**Records shown**
<<<<

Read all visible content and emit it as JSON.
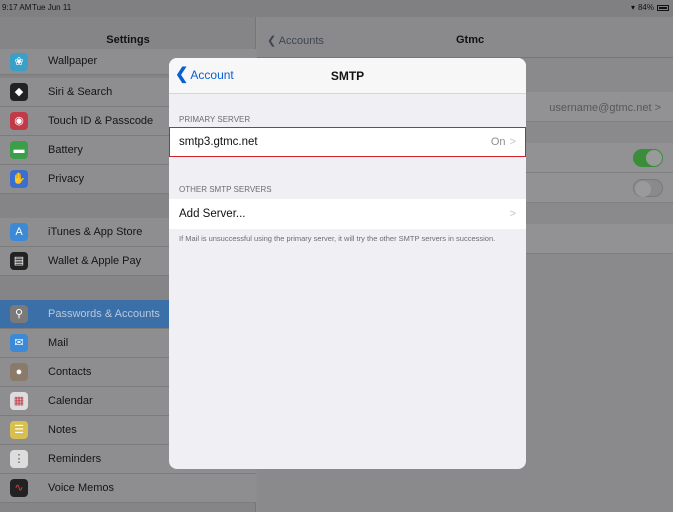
{
  "status": {
    "time": "9:17 AM",
    "date": "Tue Jun 11",
    "battery": "84%"
  },
  "sidebar": {
    "title": "Settings",
    "items": [
      {
        "label": "Wallpaper",
        "icon": "wallpaper-icon",
        "color": "#3aa0c8"
      },
      {
        "label": "Siri & Search",
        "icon": "siri-icon",
        "color": "#222"
      },
      {
        "label": "Touch ID & Passcode",
        "icon": "fingerprint-icon",
        "color": "#c23a48"
      },
      {
        "label": "Battery",
        "icon": "battery-icon",
        "color": "#3a9e4a"
      },
      {
        "label": "Privacy",
        "icon": "hand-icon",
        "color": "#3a6fd0"
      },
      {
        "label": "iTunes & App Store",
        "icon": "app-store-icon",
        "color": "#3a8ad8"
      },
      {
        "label": "Wallet & Apple Pay",
        "icon": "wallet-icon",
        "color": "#222"
      },
      {
        "label": "Passwords & Accounts",
        "icon": "key-icon",
        "color": "#7a7a7a",
        "selected": true
      },
      {
        "label": "Mail",
        "icon": "mail-icon",
        "color": "#3a8ad8"
      },
      {
        "label": "Contacts",
        "icon": "contacts-icon",
        "color": "#8a7a6a"
      },
      {
        "label": "Calendar",
        "icon": "calendar-icon",
        "color": "#ddd"
      },
      {
        "label": "Notes",
        "icon": "notes-icon",
        "color": "#d8c050"
      },
      {
        "label": "Reminders",
        "icon": "reminders-icon",
        "color": "#ddd"
      },
      {
        "label": "Voice Memos",
        "icon": "voice-memos-icon",
        "color": "#222"
      }
    ]
  },
  "pane": {
    "back": "Accounts",
    "title": "Gtmc",
    "username": "username@gtmc.net >"
  },
  "modal": {
    "back": "Account",
    "title": "SMTP",
    "primary_header": "PRIMARY SERVER",
    "primary_server": "smtp3.gtmc.net",
    "primary_status": "On",
    "other_header": "OTHER SMTP SERVERS",
    "add_server": "Add Server...",
    "note": "If Mail is unsuccessful using the primary server, it will try the other SMTP servers in succession.",
    "accent": "#0a60d0",
    "highlight_color": "#d0202a"
  }
}
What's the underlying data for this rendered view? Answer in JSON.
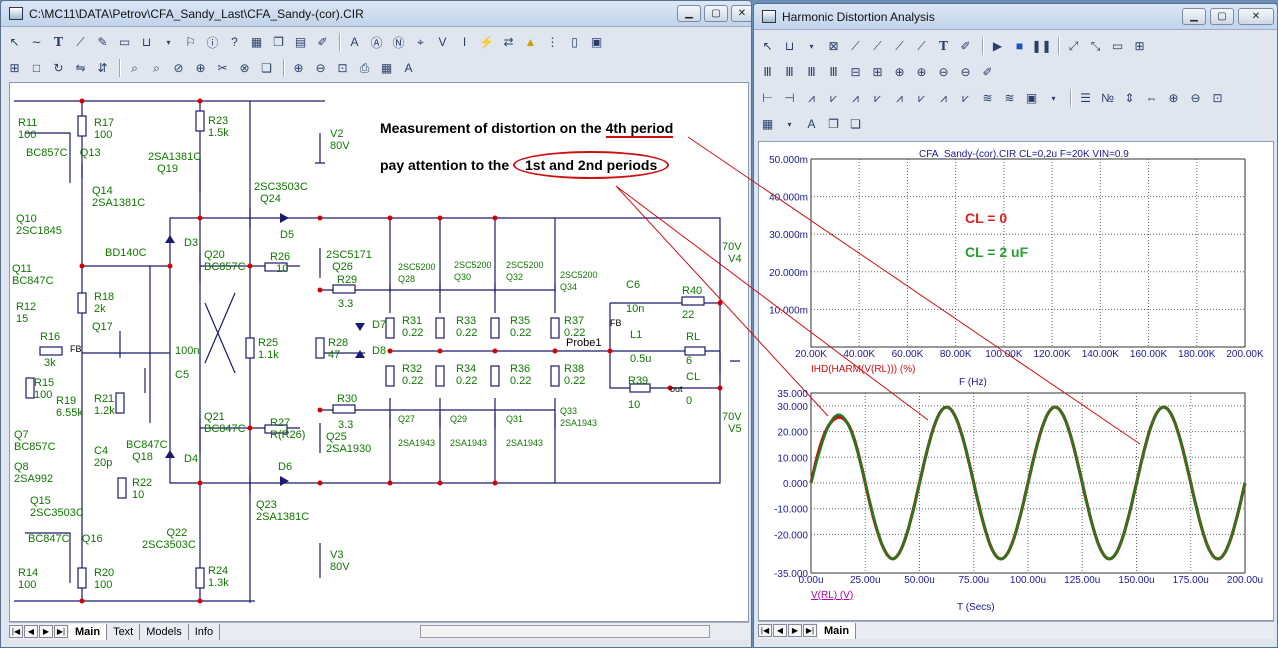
{
  "main_window": {
    "title": "C:\\MC11\\DATA\\Petrov\\CFA_Sandy_Last\\CFA_Sandy-(cor).CIR",
    "tabs": [
      "Main",
      "Text",
      "Models",
      "Info"
    ],
    "annotations": {
      "line1_pre": "Measurement of distortion on the ",
      "line1_hl": "4th period",
      "line2_pre": "pay attention to the ",
      "line2_hl": "1st and 2nd periods"
    },
    "labels": [
      [
        "R11",
        "100"
      ],
      [
        "R17",
        "100"
      ],
      [
        "R23",
        "1.5k"
      ],
      [
        "BC857C",
        "Q13"
      ],
      [
        "Q14",
        "2SA1381C"
      ],
      [
        "2SA1381C",
        "Q19"
      ],
      [
        "V2",
        "80V"
      ],
      [
        "2SC3503C",
        "Q24"
      ],
      [
        "D5"
      ],
      [
        "Q10",
        "2SC1845"
      ],
      [
        "BD140C"
      ],
      [
        "D3"
      ],
      [
        "Q20",
        "BC857C"
      ],
      [
        "R26",
        "10"
      ],
      [
        "2SC5171",
        "Q26"
      ],
      [
        "R29",
        "3.3"
      ],
      [
        "Q11",
        "BC847C"
      ],
      [
        "R12",
        "15"
      ],
      [
        "R18",
        "2k"
      ],
      [
        "Q17"
      ],
      [
        "R16",
        "3k"
      ],
      [
        "FB"
      ],
      [
        "R15",
        "100"
      ],
      [
        "R19",
        "6.55k"
      ],
      [
        "R21",
        "1.2k"
      ],
      [
        "100n",
        "C5"
      ],
      [
        "R25",
        "1.1k"
      ],
      [
        "R28",
        "47"
      ],
      [
        "D7"
      ],
      [
        "D8"
      ],
      [
        "R30",
        "3.3"
      ],
      [
        "Q7",
        "BC857C"
      ],
      [
        "C4",
        "20p"
      ],
      [
        "BC847C",
        "Q18"
      ],
      [
        "Q21",
        "BC847C"
      ],
      [
        "D4"
      ],
      [
        "R27",
        "R(R26)"
      ],
      [
        "Q25",
        "2SA1930"
      ],
      [
        "Q8",
        "2SA992"
      ],
      [
        "R22",
        "10"
      ],
      [
        "D6"
      ],
      [
        "Q15",
        "2SC3503C"
      ],
      [
        "Q23",
        "2SA1381C"
      ],
      [
        "Q16",
        "BC847C"
      ],
      [
        "Q22",
        "2SC3503C"
      ],
      [
        "V3",
        "80V"
      ],
      [
        "R14",
        "100"
      ],
      [
        "R20",
        "100"
      ],
      [
        "R24",
        "1.3k"
      ],
      [
        "2SC5200",
        "Q28"
      ],
      [
        "2SC5200",
        "Q30"
      ],
      [
        "2SC5200",
        "Q32"
      ],
      [
        "2SC5200",
        "Q34"
      ],
      [
        "R31",
        "0.22"
      ],
      [
        "R33",
        "0.22"
      ],
      [
        "R35",
        "0.22"
      ],
      [
        "R37",
        "0.22"
      ],
      [
        "R32",
        "0.22"
      ],
      [
        "R34",
        "0.22"
      ],
      [
        "R36",
        "0.22"
      ],
      [
        "R38",
        "0.22"
      ],
      [
        "Q27",
        "2SA1943"
      ],
      [
        "Q29",
        "2SA1943"
      ],
      [
        "Q31",
        "2SA1943"
      ],
      [
        "Q33",
        "2SA1943"
      ],
      [
        "C6",
        "10n"
      ],
      [
        "R40",
        "22"
      ],
      [
        "FB"
      ],
      [
        "L1",
        "0.5u"
      ],
      [
        "RL",
        "6"
      ],
      [
        "Probe1"
      ],
      [
        "R39",
        "10"
      ],
      [
        "CL",
        "0"
      ],
      [
        "out"
      ],
      [
        "70V",
        "V4"
      ],
      [
        "70V",
        "V5"
      ]
    ]
  },
  "harmonic_window": {
    "title": "Harmonic Distortion Analysis",
    "tabs": [
      "Main"
    ]
  },
  "chart_data": [
    {
      "type": "line",
      "title": "CFA_Sandy-(cor).CIR CL=0,2u F=20K VIN=0.9",
      "xlabel": "F (Hz)",
      "ylabel": "IHD(HARM(V(RL))) (%)",
      "xlim": [
        20000,
        200000
      ],
      "ylim": [
        0,
        50
      ],
      "x_ticks": [
        "20.00K",
        "40.00K",
        "60.00K",
        "80.00K",
        "100.00K",
        "120.00K",
        "140.00K",
        "160.00K",
        "180.00K",
        "200.00K"
      ],
      "y_ticks": [
        "50.000m",
        "40.000m",
        "30.000m",
        "20.000m",
        "10.000m"
      ],
      "legend": [
        {
          "name": "CL = 0",
          "color": "#e02020"
        },
        {
          "name": "CL = 2 uF",
          "color": "#23a030"
        }
      ]
    },
    {
      "type": "line",
      "xlabel": "T (Secs)",
      "ylabel": "V(RL) (V)",
      "xlim": [
        0,
        200
      ],
      "ylim": [
        -35,
        35
      ],
      "x_ticks": [
        "0.00u",
        "25.00u",
        "50.00u",
        "75.00u",
        "100.00u",
        "125.00u",
        "150.00u",
        "175.00u",
        "200.00u"
      ],
      "y_ticks": [
        "35.000",
        "30.000",
        "20.000",
        "10.000",
        "0.000",
        "-10.000",
        "-20.000",
        "-35.000"
      ],
      "series": [
        {
          "name": "CL = 0",
          "color": "#d01010",
          "amplitude": 29.5,
          "frequency_hz": 20000
        },
        {
          "name": "CL = 2 uF",
          "color": "#1e7d1e",
          "amplitude": 29.5,
          "frequency_hz": 20000
        }
      ]
    }
  ]
}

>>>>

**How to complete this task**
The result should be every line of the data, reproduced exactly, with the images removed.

**Your response**
Read all visible content and emit it as JSON.
{
  "status": {
    "time": "9:17 AM",
    "date": "Tue Jun 11",
    "battery": "84%"
  },
  "sidebar": {
    "title": "Settings",
    "items": [
      {
        "label": "Wallpaper",
        "icon": "wallpaper-icon",
        "color": "#3aa0c8"
      },
      {
        "label": "Siri & Search",
        "icon": "siri-icon",
        "color": "#222"
      },
      {
        "label": "Touch ID & Passcode",
        "icon": "fingerprint-icon",
        "color": "#c23a48"
      },
      {
        "label": "Battery",
        "icon": "battery-icon",
        "color": "#3a9e4a"
      },
      {
        "label": "Privacy",
        "icon": "hand-icon",
        "color": "#3a6fd0"
      },
      {
        "label": "iTunes & App Store",
        "icon": "app-store-icon",
        "color": "#3a8ad8"
      },
      {
        "label": "Wallet & Apple Pay",
        "icon": "wallet-icon",
        "color": "#222"
      },
      {
        "label": "Passwords & Accounts",
        "icon": "key-icon",
        "color": "#7a7a7a",
        "selected": true
      },
      {
        "label": "Mail",
        "icon": "mail-icon",
        "color": "#3a8ad8"
      },
      {
        "label": "Contacts",
        "icon": "contacts-icon",
        "color": "#8a7a6a"
      },
      {
        "label": "Calendar",
        "icon": "calendar-icon",
        "color": "#ddd"
      },
      {
        "label": "Notes",
        "icon": "notes-icon",
        "color": "#d8c050"
      },
      {
        "label": "Reminders",
        "icon": "reminders-icon",
        "color": "#ddd"
      },
      {
        "label": "Voice Memos",
        "icon": "voice-memos-icon",
        "color": "#222"
      }
    ]
  },
  "pane": {
    "back": "Accounts",
    "title": "Gtmc",
    "username": "username@gtmc.net >"
  },
  "modal": {
    "back": "Account",
    "title": "SMTP",
    "primary_header": "PRIMARY SERVER",
    "primary_server": "smtp3.gtmc.net",
    "primary_status": "On",
    "other_header": "OTHER SMTP SERVERS",
    "add_server": "Add Server...",
    "note": "If Mail is unsuccessful using the primary server, it will try the other SMTP servers in succession.",
    "accent": "#0a60d0",
    "highlight_color": "#d0202a"
  }
}
What's the underlying data for this rendered view? Answer in JSON.
{
  "main_window": {
    "title": "C:\\MC11\\DATA\\Petrov\\CFA_Sandy_Last\\CFA_Sandy-(cor).CIR",
    "tabs": [
      "Main",
      "Text",
      "Models",
      "Info"
    ],
    "annotations": {
      "line1_pre": "Measurement of distortion on the ",
      "line1_hl": "4th period",
      "line2_pre": "pay attention to the ",
      "line2_hl": "1st and 2nd periods"
    },
    "labels": [
      [
        "R11",
        "100"
      ],
      [
        "R17",
        "100"
      ],
      [
        "R23",
        "1.5k"
      ],
      [
        "BC857C",
        "Q13"
      ],
      [
        "Q14",
        "2SA1381C"
      ],
      [
        "2SA1381C",
        "Q19"
      ],
      [
        "V2",
        "80V"
      ],
      [
        "2SC3503C",
        "Q24"
      ],
      [
        "D5"
      ],
      [
        "Q10",
        "2SC1845"
      ],
      [
        "BD140C"
      ],
      [
        "D3"
      ],
      [
        "Q20",
        "BC857C"
      ],
      [
        "R26",
        "10"
      ],
      [
        "2SC5171",
        "Q26"
      ],
      [
        "R29",
        "3.3"
      ],
      [
        "Q11",
        "BC847C"
      ],
      [
        "R12",
        "15"
      ],
      [
        "R18",
        "2k"
      ],
      [
        "Q17"
      ],
      [
        "R16",
        "3k"
      ],
      [
        "FB"
      ],
      [
        "R15",
        "100"
      ],
      [
        "R19",
        "6.55k"
      ],
      [
        "R21",
        "1.2k"
      ],
      [
        "100n",
        "C5"
      ],
      [
        "R25",
        "1.1k"
      ],
      [
        "R28",
        "47"
      ],
      [
        "D7"
      ],
      [
        "D8"
      ],
      [
        "R30",
        "3.3"
      ],
      [
        "Q7",
        "BC857C"
      ],
      [
        "C4",
        "20p"
      ],
      [
        "BC847C",
        "Q18"
      ],
      [
        "Q21",
        "BC847C"
      ],
      [
        "D4"
      ],
      [
        "R27",
        "R(R26)"
      ],
      [
        "Q25",
        "2SA1930"
      ],
      [
        "Q8",
        "2SA992"
      ],
      [
        "R22",
        "10"
      ],
      [
        "D6"
      ],
      [
        "Q15",
        "2SC3503C"
      ],
      [
        "Q23",
        "2SA1381C"
      ],
      [
        "Q16",
        "BC847C"
      ],
      [
        "Q22",
        "2SC3503C"
      ],
      [
        "V3",
        "80V"
      ],
      [
        "R14",
        "100"
      ],
      [
        "R20",
        "100"
      ],
      [
        "R24",
        "1.3k"
      ],
      [
        "2SC5200",
        "Q28"
      ],
      [
        "2SC5200",
        "Q30"
      ],
      [
        "2SC5200",
        "Q32"
      ],
      [
        "2SC5200",
        "Q34"
      ],
      [
        "R31",
        "0.22"
      ],
      [
        "R33",
        "0.22"
      ],
      [
        "R35",
        "0.22"
      ],
      [
        "R37",
        "0.22"
      ],
      [
        "R32",
        "0.22"
      ],
      [
        "R34",
        "0.22"
      ],
      [
        "R36",
        "0.22"
      ],
      [
        "R38",
        "0.22"
      ],
      [
        "Q27",
        "2SA1943"
      ],
      [
        "Q29",
        "2SA1943"
      ],
      [
        "Q31",
        "2SA1943"
      ],
      [
        "Q33",
        "2SA1943"
      ],
      [
        "C6",
        "10n"
      ],
      [
        "R40",
        "22"
      ],
      [
        "FB"
      ],
      [
        "L1",
        "0.5u"
      ],
      [
        "RL",
        "6"
      ],
      [
        "Probe1"
      ],
      [
        "R39",
        "10"
      ],
      [
        "CL",
        "0"
      ],
      [
        "out"
      ],
      [
        "70V",
        "V4"
      ],
      [
        "70V",
        "V5"
      ]
    ]
  },
  "harmonic_window": {
    "title": "Harmonic Distortion Analysis",
    "tabs": [
      "Main"
    ]
  },
  "chart_data": [
    {
      "type": "line",
      "title": "CFA_Sandy-(cor).CIR CL=0,2u F=20K VIN=0.9",
      "xlabel": "F (Hz)",
      "ylabel": "IHD(HARM(V(RL))) (%)",
      "xlim": [
        20000,
        200000
      ],
      "ylim": [
        0,
        50
      ],
      "x_ticks": [
        "20.00K",
        "40.00K",
        "60.00K",
        "80.00K",
        "100.00K",
        "120.00K",
        "140.00K",
        "160.00K",
        "180.00K",
        "200.00K"
      ],
      "y_ticks": [
        "50.000m",
        "40.000m",
        "30.000m",
        "20.000m",
        "10.000m"
      ],
      "legend": [
        {
          "name": "CL = 0",
          "color": "#e02020"
        },
        {
          "name": "CL = 2 uF",
          "color": "#23a030"
        }
      ]
    },
    {
      "type": "line",
      "xlabel": "T (Secs)",
      "ylabel": "V(RL) (V)",
      "xlim": [
        0,
        200
      ],
      "ylim": [
        -35,
        35
      ],
      "x_ticks": [
        "0.00u",
        "25.00u",
        "50.00u",
        "75.00u",
        "100.00u",
        "125.00u",
        "150.00u",
        "175.00u",
        "200.00u"
      ],
      "y_ticks": [
        "35.000",
        "30.000",
        "20.000",
        "10.000",
        "0.000",
        "-10.000",
        "-20.000",
        "-35.000"
      ],
      "series": [
        {
          "name": "CL = 0",
          "color": "#d01010",
          "amplitude": 29.5,
          "frequency_hz": 20000
        },
        {
          "name": "CL = 2 uF",
          "color": "#1e7d1e",
          "amplitude": 29.5,
          "frequency_hz": 20000
        }
      ]
    }
  ]
}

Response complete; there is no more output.